By Mark Arnold
Mary Shelley's Frankenstein, the book that changed the world
Monster: Publishing to coincide with the 200th anniversary of the publication of Mary Shelley’s Frankenstein and a movie starring Elle Fanning as Mary Shelley, Monster is a brilliant fictionalized biography akin to The Other Boleyn Girl.
Frankenstein: Two centuries ago this year, the young woman who invented science fiction was only 20 when she wrote the book that became Frankenstein. Mary Shelley said, “People ask how I, then a young girl, could think of, and dilate upon, so hideous subject?”
Gothic Romance: Her father gave her a far better education than any woman of the age could hope for and made her the victim of ongoing incest. At 15, she became involved with one of the greatest poets in England and made love to him on her mother’s grave. When she was 16, she escaped from home by running away for a six week walking tour of Europe and formed a ménage a trois with Shelley and her sister.

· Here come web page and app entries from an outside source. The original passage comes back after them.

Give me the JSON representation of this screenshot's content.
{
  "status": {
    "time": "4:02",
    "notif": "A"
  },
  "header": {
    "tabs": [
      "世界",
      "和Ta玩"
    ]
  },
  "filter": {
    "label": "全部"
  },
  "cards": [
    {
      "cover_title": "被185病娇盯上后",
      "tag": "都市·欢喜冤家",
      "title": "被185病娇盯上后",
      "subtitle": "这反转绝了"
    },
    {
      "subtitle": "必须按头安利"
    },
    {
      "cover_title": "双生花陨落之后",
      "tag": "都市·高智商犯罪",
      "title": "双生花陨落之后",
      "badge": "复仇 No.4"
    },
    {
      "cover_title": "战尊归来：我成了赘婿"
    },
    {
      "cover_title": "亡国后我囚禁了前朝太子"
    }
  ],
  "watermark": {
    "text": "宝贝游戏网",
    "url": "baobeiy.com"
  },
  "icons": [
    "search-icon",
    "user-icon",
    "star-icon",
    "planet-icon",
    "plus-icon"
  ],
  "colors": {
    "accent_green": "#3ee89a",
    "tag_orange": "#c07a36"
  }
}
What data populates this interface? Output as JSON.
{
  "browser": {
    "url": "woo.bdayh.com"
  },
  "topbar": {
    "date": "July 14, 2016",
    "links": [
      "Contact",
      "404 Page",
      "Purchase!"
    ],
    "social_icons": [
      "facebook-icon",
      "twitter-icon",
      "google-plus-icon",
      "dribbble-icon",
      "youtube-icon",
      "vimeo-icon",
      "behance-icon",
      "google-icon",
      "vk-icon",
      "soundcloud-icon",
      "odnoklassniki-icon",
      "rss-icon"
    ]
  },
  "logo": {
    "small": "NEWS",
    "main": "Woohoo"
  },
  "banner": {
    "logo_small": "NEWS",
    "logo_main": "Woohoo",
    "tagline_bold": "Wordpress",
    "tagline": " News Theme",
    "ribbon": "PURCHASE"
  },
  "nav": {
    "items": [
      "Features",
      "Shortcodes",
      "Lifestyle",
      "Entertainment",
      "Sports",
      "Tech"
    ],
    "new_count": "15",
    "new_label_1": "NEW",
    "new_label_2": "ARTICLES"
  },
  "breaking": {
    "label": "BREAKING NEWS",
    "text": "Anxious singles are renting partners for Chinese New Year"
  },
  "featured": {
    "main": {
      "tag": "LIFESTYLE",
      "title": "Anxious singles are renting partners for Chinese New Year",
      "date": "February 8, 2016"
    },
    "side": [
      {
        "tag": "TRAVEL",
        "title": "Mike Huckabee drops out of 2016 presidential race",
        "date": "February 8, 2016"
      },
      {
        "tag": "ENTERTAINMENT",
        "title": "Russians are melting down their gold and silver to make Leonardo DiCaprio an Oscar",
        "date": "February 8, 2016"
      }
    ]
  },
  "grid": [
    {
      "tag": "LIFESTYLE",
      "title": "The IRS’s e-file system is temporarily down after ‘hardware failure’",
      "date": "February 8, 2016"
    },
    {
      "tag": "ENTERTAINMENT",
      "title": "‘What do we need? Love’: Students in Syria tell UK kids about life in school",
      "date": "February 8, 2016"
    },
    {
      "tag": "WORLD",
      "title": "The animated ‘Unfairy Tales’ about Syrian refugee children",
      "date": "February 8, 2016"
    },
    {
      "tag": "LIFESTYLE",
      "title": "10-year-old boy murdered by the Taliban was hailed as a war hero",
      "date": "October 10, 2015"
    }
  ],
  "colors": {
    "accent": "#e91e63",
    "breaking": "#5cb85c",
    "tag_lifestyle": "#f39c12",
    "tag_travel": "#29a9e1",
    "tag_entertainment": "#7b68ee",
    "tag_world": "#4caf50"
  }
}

Mary Shelley - Frankenstein: Her immediate influences were two of the greatest poets of the age. Her lover, Percy Shelley, coached her to expand her understanding of writing. Her mentor, Lord Byron, challenged her to prove she was as good a writer as the best poet-philosophers of the Enlightenment. Both men admired her mind, and both wanted more. By the time she was 20, she published the book that changed the world.
[Available as audio]